Items from an interface collection:
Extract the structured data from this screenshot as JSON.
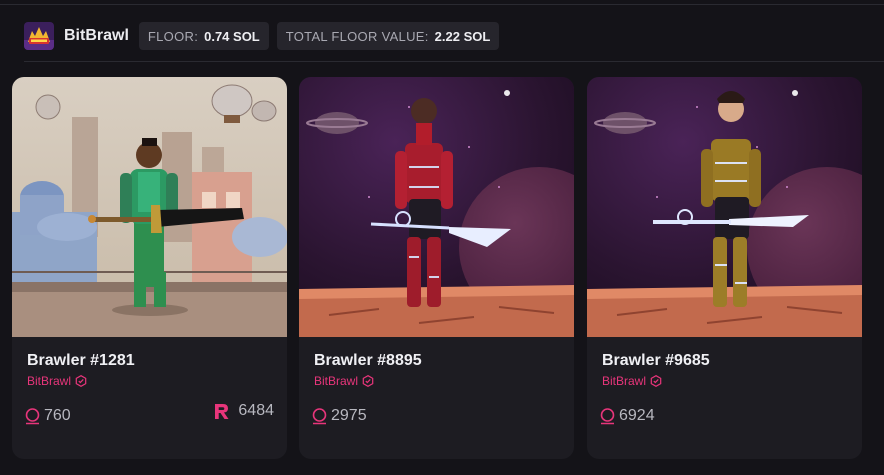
{
  "header": {
    "collection_name": "BitBrawl",
    "floor_label": "FLOOR:",
    "floor_value": "0.74 SOL",
    "total_floor_label": "TOTAL FLOOR VALUE:",
    "total_floor_value": "2.22 SOL"
  },
  "colors": {
    "background": "#141318",
    "card": "#1d1c22",
    "pill": "#26252c",
    "accent_pink": "#e8357b",
    "muted_text": "#b8b8c0"
  },
  "cards": [
    {
      "title": "Brawler #1281",
      "collection": "BitBrawl",
      "rank": "760",
      "rarity_score": "6484",
      "scene": "steampunk-city"
    },
    {
      "title": "Brawler #8895",
      "collection": "BitBrawl",
      "rank": "2975",
      "scene": "space-red-armor"
    },
    {
      "title": "Brawler #9685",
      "collection": "BitBrawl",
      "rank": "6924",
      "scene": "space-gold-armor"
    }
  ],
  "icons": {
    "collection_logo": "bitbrawl-logo-icon",
    "verified": "verified-badge-icon",
    "rank": "rank-icon",
    "rarity": "rarity-r-icon"
  }
}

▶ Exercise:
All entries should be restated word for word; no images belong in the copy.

▶ Answer for this exercise:
Extract the structured data from this screenshot as JSON.
{
  "header": {
    "collection_name": "BitBrawl",
    "floor_label": "FLOOR:",
    "floor_value": "0.74 SOL",
    "total_floor_label": "TOTAL FLOOR VALUE:",
    "total_floor_value": "2.22 SOL"
  },
  "colors": {
    "background": "#141318",
    "card": "#1d1c22",
    "pill": "#26252c",
    "accent_pink": "#e8357b",
    "muted_text": "#b8b8c0"
  },
  "cards": [
    {
      "title": "Brawler #1281",
      "collection": "BitBrawl",
      "rank": "760",
      "rarity_score": "6484",
      "scene": "steampunk-city"
    },
    {
      "title": "Brawler #8895",
      "collection": "BitBrawl",
      "rank": "2975",
      "scene": "space-red-armor"
    },
    {
      "title": "Brawler #9685",
      "collection": "BitBrawl",
      "rank": "6924",
      "scene": "space-gold-armor"
    }
  ],
  "icons": {
    "collection_logo": "bitbrawl-logo-icon",
    "verified": "verified-badge-icon",
    "rank": "rank-icon",
    "rarity": "rarity-r-icon"
  }
}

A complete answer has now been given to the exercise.